I was recently asked by a journalist to comment on the idea of ‘blending’ solutions ‘at retirement’. In other words, securing the guaranteed income of an annuity with some of the funds and remaining invested with the rest. Don’t forget, with an annuity neither you or your beneficiaries will ever see the lump sum again. But remaining invested, and being able to access the lump sum for you or your beneficiaries, involves risk. Here is the feedback I gave the journalist.
General statements I would make about this before detailing two individual investor strategies are:
- It is certainly a credible school of thought to secure one’s critical core income via an annuity and then remain invested with any excess funds. Those excess funds may be in a pension or other investments, for example ISAs.
- A blind spot I often see is individuals, often men, planning an income for their life expectancy but not giving enough consideration to the possibility of them predeceasing their spouse. If not planned carefully, in this scenario the spouse's income may drop off the edge of a cliff. So serious consideration needs to be given to the annuity being in joint lives, second death. This may need to be 50% spouse's benefit, 66% or even 100%. Needless to say this is likely to significantly reduce the initial regular payment.
- For the drawdown element remaining invested, likewise consideration needs to be given to how the funds will progress in an ideal world. If on the pension holder’s death the value is to transfer to a spouse and the life expectancy of this spouse is longer (and this is often the case if the lion’s share of the pension is held in the name of the husband and the life expectancy of the wife is longer), then consideration needs to be given to an investment horizon based upon the spouse’s life expectancy. This may significantly alter a target asset allocation as noted below.
- For the invested drawdown element, as the client ages and life expectancy decreases the asset allocation of the investment likewise should be amended. Circumstances can change and the client's attitude to risk and reward can change. Their capacity for loss can change. So it is vitally important that the client/adviser stays on top of this issue and amends fund selection accordingly and regularly. This is where the role of a responsible adviser continuously supporting a client is so vital. Risk needs to be actively managed rather than necessarily totally avoided.
- When talking about ‘income’ now since 6 April 2015 with Flexi access drawdown available, the definition of the term now is much more loose than previously when government rates (GAD) dominated the agenda. Ultimately the client can take as much 'income' as they require on the premise that if they take too much, the value of the underlying fund will reduce, possibly to nil. We do have clients who are deliberately taking a higher level of 'income' than the fund is likely to be able to tolerate for long, in the clear understanding that the value will fall.
- When taking an income from an invested portfolio the client needs to be fully aware that if this level of income is higher than the annual growth of the fund, the fund will fall. If a few years of this occur, it is perfectly possible that the fund will never recover or even maintain its value. This is why regular reviews are so important.
Case study one - A client who is a cautious 3/10 investor with a ten-year horizon we may recommend they initially invest in a portfolio consisting of;
Government bonds 42%

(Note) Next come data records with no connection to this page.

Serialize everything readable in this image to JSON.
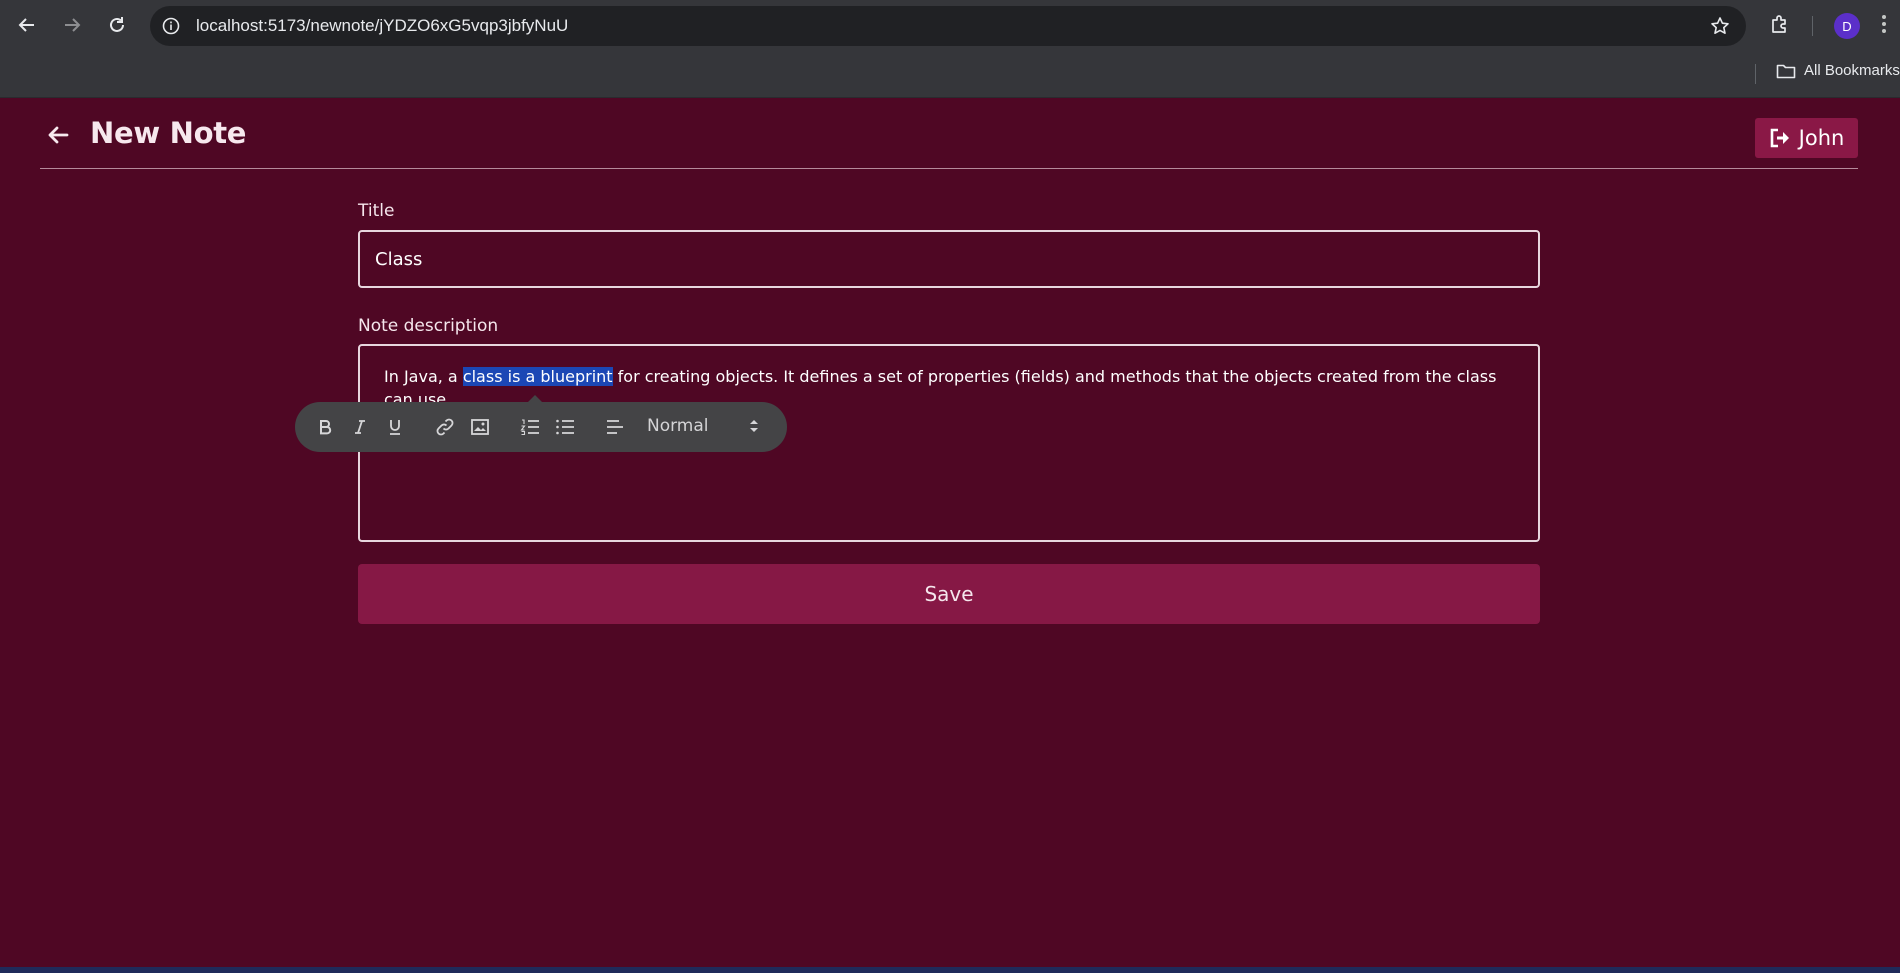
{
  "browser": {
    "url": "localhost:5173/newnote/jYDZO6xG5vqp3jbfyNuU",
    "profile_initial": "D",
    "bookmarks_label": "All Bookmarks"
  },
  "header": {
    "title": "New Note",
    "user_name": "John"
  },
  "form": {
    "title_label": "Title",
    "title_value": "Class",
    "description_label": "Note description",
    "description_before": "In Java, a ",
    "description_selected": "class is a blueprint",
    "description_after": " for creating objects. It defines a set of properties (fields) and methods that the objects created from the class can use.",
    "save_label": "Save"
  },
  "toolbar": {
    "buttons": [
      "bold-icon",
      "italic-icon",
      "underline-icon",
      "link-icon",
      "image-icon",
      "ordered-list-icon",
      "bullet-list-icon",
      "align-icon"
    ],
    "header_select": "Normal"
  },
  "colors": {
    "page_bg": "#4f0724",
    "accent": "#861845",
    "selection": "#1b47b5"
  }
}
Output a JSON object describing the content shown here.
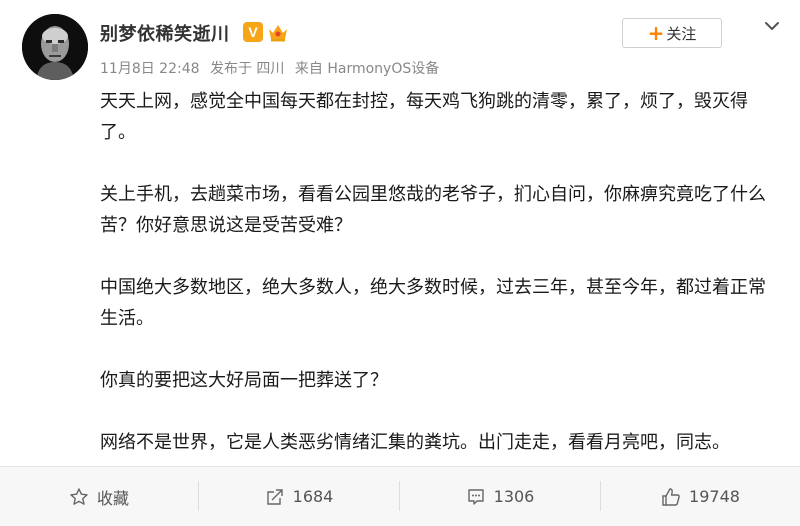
{
  "post": {
    "username": "别梦依稀笑逝川",
    "verified_badge": "V",
    "meta": {
      "date": "11月8日 22:48",
      "location": "发布于 四川",
      "source": "来自 HarmonyOS设备"
    },
    "follow_label": "关注",
    "paragraphs": [
      "天天上网，感觉全中国每天都在封控，每天鸡飞狗跳的清零，累了，烦了，毁灭得了。",
      "关上手机，去趟菜市场，看看公园里悠哉的老爷子，扪心自问，你麻痹究竟吃了什么苦？你好意思说这是受苦受难？",
      "中国绝大多数地区，绝大多数人，绝大多数时候，过去三年，甚至今年，都过着正常生活。",
      "你真的要把这大好局面一把葬送了？",
      "网络不是世界，它是人类恶劣情绪汇集的粪坑。出门走走，看看月亮吧，同志。"
    ]
  },
  "actions": {
    "favorite_label": "收藏",
    "repost_count": "1684",
    "comment_count": "1306",
    "like_count": "19748"
  },
  "colors": {
    "accent": "#ff8200",
    "badge": "#f6a516",
    "meta_text": "#888888",
    "action_bg": "#f7f7f7"
  },
  "icons": [
    "avatar",
    "verified-v-icon",
    "crown-badge-icon",
    "chevron-down-icon",
    "star-icon",
    "repost-icon",
    "comment-icon",
    "thumbs-up-icon"
  ]
}
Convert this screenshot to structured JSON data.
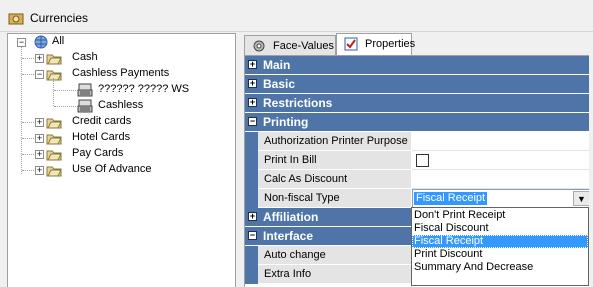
{
  "window": {
    "title": "Currencies"
  },
  "tree": {
    "root": "All",
    "items": [
      {
        "label": "Cash"
      },
      {
        "label": "Cashless Payments"
      },
      {
        "label": "?????? ????? WS"
      },
      {
        "label": "Cashless"
      },
      {
        "label": "Credit cards"
      },
      {
        "label": "Hotel Cards"
      },
      {
        "label": "Pay Cards"
      },
      {
        "label": "Use Of Advance"
      }
    ]
  },
  "tabs": [
    {
      "label": "Face-Values"
    },
    {
      "label": "Properties"
    }
  ],
  "grid": {
    "categories": {
      "main": "Main",
      "basic": "Basic",
      "restrictions": "Restrictions",
      "printing": "Printing",
      "affiliation": "Affiliation",
      "interface": "Interface"
    },
    "printing_props": {
      "auth_printer": "Authorization Printer Purpose",
      "print_in_bill": "Print In Bill",
      "calc_as_discount": "Calc As Discount",
      "non_fiscal_type": "Non-fiscal Type",
      "non_fiscal_value": "Fiscal Receipt"
    },
    "interface_props": {
      "auto_change": "Auto change",
      "extra_info": "Extra Info"
    },
    "expand_symbol": "+",
    "collapse_symbol": "−"
  },
  "dropdown": {
    "options": [
      "Don't Print Receipt",
      "Fiscal Discount",
      "Fiscal Receipt",
      "Print Discount",
      "Summary And Decrease"
    ],
    "selected": "Fiscal Receipt"
  },
  "colors": {
    "category_bg": "#4f74a8",
    "selection": "#3399ff"
  }
}
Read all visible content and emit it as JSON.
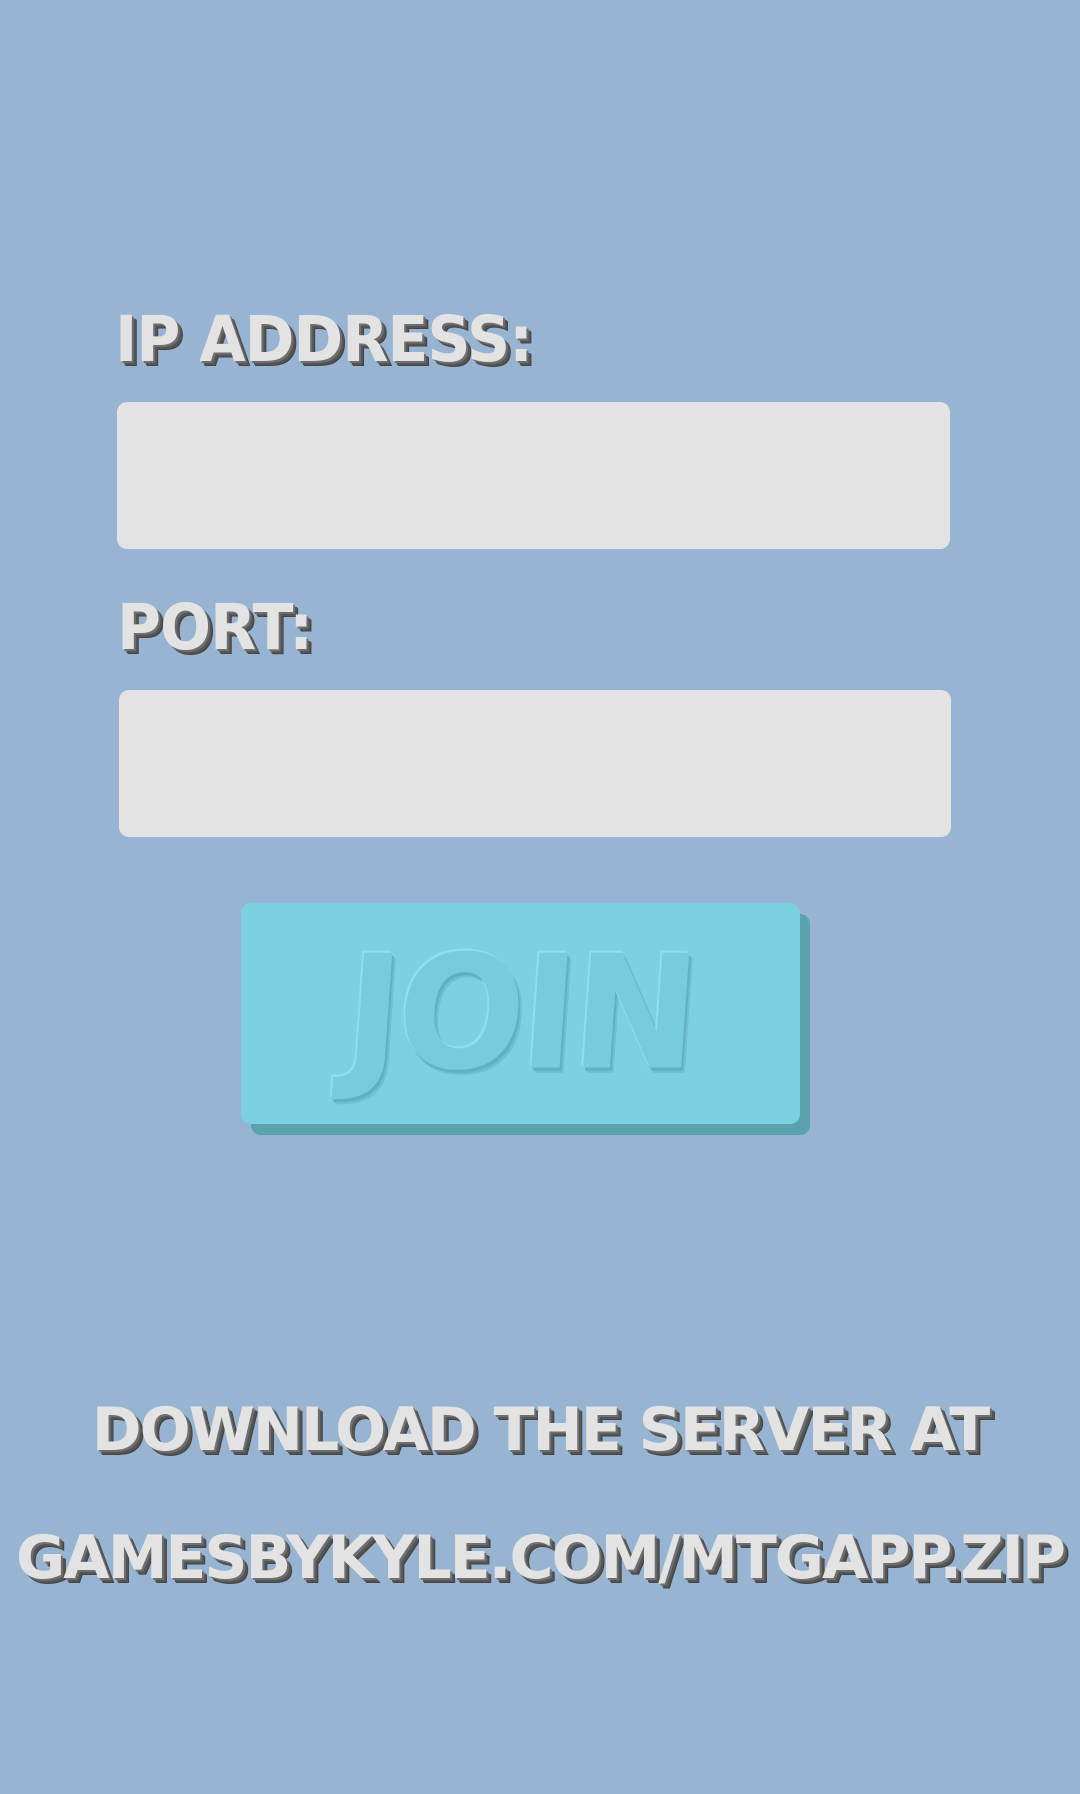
{
  "form": {
    "ip_label": "IP ADDRESS:",
    "ip_value": "",
    "ip_placeholder": "",
    "port_label": "PORT:",
    "port_value": "",
    "port_placeholder": "",
    "join_label": "JOIN"
  },
  "footer": {
    "line1": "DOWNLOAD THE SERVER AT",
    "line2": "GAMESBYKYLE.COM/MTGAPP.ZIP"
  },
  "colors": {
    "background": "#97b4d2",
    "field": "#e3e3e3",
    "button": "#7bd1e2",
    "button_shadow": "#5aa2ad",
    "label_text": "#e3e3e3"
  }
}
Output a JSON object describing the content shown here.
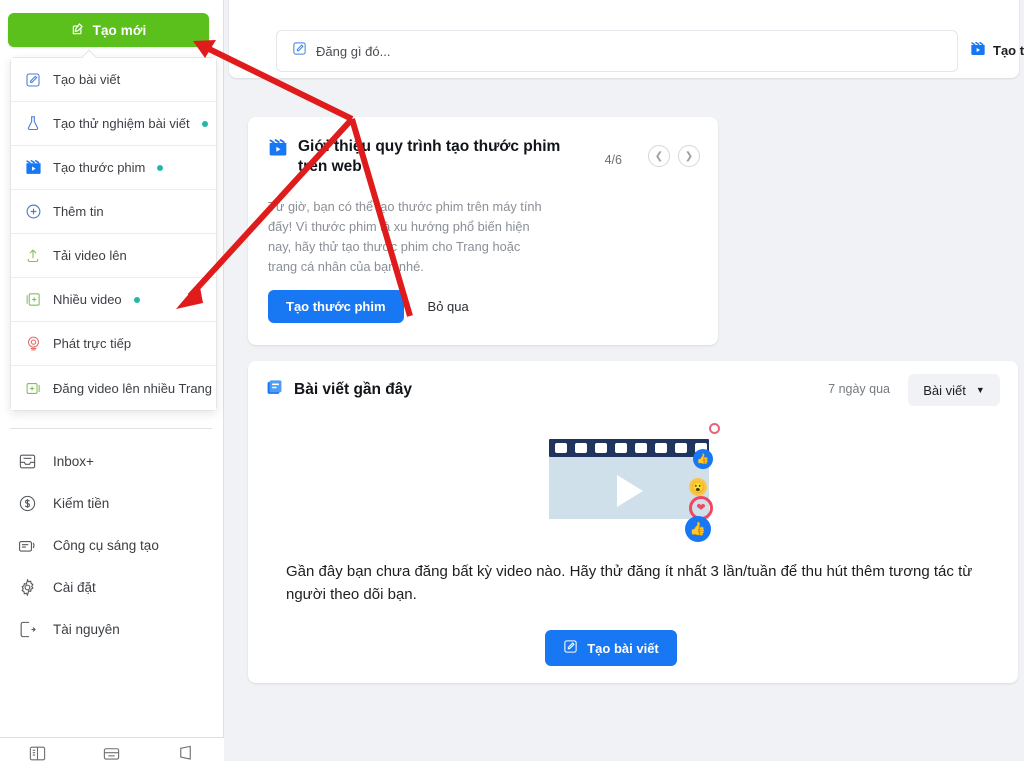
{
  "sidebar": {
    "create_button": {
      "label": "Tạo mới",
      "icon": "compose-icon",
      "color": "#5bc01c"
    },
    "create_menu": [
      {
        "label": "Tạo bài viết",
        "icon": "compose-icon",
        "badge": false
      },
      {
        "label": "Tạo thử nghiệm bài viết",
        "icon": "flask-icon",
        "badge": true
      },
      {
        "label": "Tạo thước phim",
        "icon": "reels-icon",
        "badge": true
      },
      {
        "label": "Thêm tin",
        "icon": "plus-circle-icon",
        "badge": false
      },
      {
        "label": "Tải video lên",
        "icon": "upload-icon",
        "badge": false
      },
      {
        "label": "Nhiều video",
        "icon": "multi-video-icon",
        "badge": true
      },
      {
        "label": "Phát trực tiếp",
        "icon": "live-icon",
        "badge": false
      },
      {
        "label": "Đăng video lên nhiều Trang",
        "icon": "cross-post-icon",
        "badge": false
      }
    ],
    "nav_items": [
      {
        "label": "Inbox+",
        "icon": "inbox-icon"
      },
      {
        "label": "Kiếm tiền",
        "icon": "dollar-circle-icon"
      },
      {
        "label": "Công cụ sáng tạo",
        "icon": "creative-tools-icon"
      },
      {
        "label": "Cài đặt",
        "icon": "gear-icon"
      },
      {
        "label": "Tài nguyên",
        "icon": "resources-icon"
      }
    ],
    "bottom_bar": [
      {
        "icon": "pages-icon"
      },
      {
        "icon": "news-feed-icon"
      },
      {
        "icon": "notification-icon"
      }
    ]
  },
  "composer": {
    "placeholder": "Đăng gì đó...",
    "icon": "compose-icon",
    "reels_button": {
      "label": "Tạo t",
      "icon": "reels-icon"
    }
  },
  "promo": {
    "icon": "reels-icon",
    "title": "Giới thiệu quy trình tạo thước phim trên web",
    "counter": "4/6",
    "prev_icon": "chevron-left-icon",
    "next_icon": "chevron-right-icon",
    "body": "Từ giờ, bạn có thể tạo thước phim trên máy tính đấy! Vì thước phim là xu hướng phổ biến hiện nay, hãy thử tạo thước phim cho Trang hoặc trang cá nhân của bạn nhé.",
    "cta_label": "Tạo thước phim",
    "skip_label": "Bỏ qua",
    "accent": "#1877f2"
  },
  "recent": {
    "icon": "posts-icon",
    "title": "Bài viết gần đây",
    "range": "7 ngày qua",
    "filter_label": "Bài viết",
    "filter_arrow": "chevron-down-icon",
    "empty_text": "Gần đây bạn chưa đăng bất kỳ video nào. Hãy thử đăng ít nhất 3 lần/tuần để thu hút thêm tương tác từ người theo dõi bạn.",
    "cta": {
      "label": "Tạo bài viết",
      "icon": "compose-icon"
    },
    "illustration": {
      "name": "video-reactions-illustration",
      "reactions": [
        "heart-outline",
        "like",
        "wow",
        "love",
        "like-large"
      ]
    }
  },
  "annotations": {
    "arrow_color": "#e01b1b",
    "arrows": [
      {
        "name": "arrow-to-create-button"
      },
      {
        "name": "arrow-to-multi-video-item"
      }
    ]
  }
}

UK equities 18%
Index-linked bonds 9.5%
Overseas equity 10%.
- This may well be for a client who is nervous of risk and/or loss and who relies to a greater or lesser extent on the income from these funds.
- This may well be a single person who believes that on their death, the beneficiaries will withdraw the pension into cash, for example to clear debts. Or they may plan to actively erode the fund to nil over their lifetime.
Case study two - A client who is more adventurous 7/10 with a 30 year investment horizon we may recommend they initially invest in a portfolio consisting of
Overseas equity 50%
UK equities 15.5%
Specialist equity 5% (for example medical or technology)
Corporate bonds 19.5%
- This client may well be married with a strong likelihood that at least one of them will live for a significant period.
- Likewise this may well be for a client who knows that the beneficiaries are likely to remain invested. Smart clients are allocating pension funds on death to their children and agreeing with them that these funds are to remain invested to help them with their own retirement income planning. Having such a lengthy investment horizon allows the portfolio to be invested more creatively and with the likelihood of better returns, albeit with greater short-term fluctuations. This scenario I believe, is where a pension revolution is likely to take place with children (currently suffering under the weight of student loans, the need to generate a deposit on a property, the need to save a significant pension pot), massively advantaged by responsible parents and grandparents bequeathing these funds entirely tax free.
1 June 2015
The views expressed in this blog do not in any way constitute advice and are specific to the date noted. As time passes the facts can change and readers should consult their adviser for up to date advice on any matters covered within the blog. Invest Southwest offers an initial review, which is free of charge, however long it takes. From this we will be able to confirm how we can help and give you an opportunity to decide if you would like us to. Thereafter, we will provide you with detailed recommendations and exact costs. Please note that we promise not to levy any kind of fee unless we can demonstrate a benefit to you.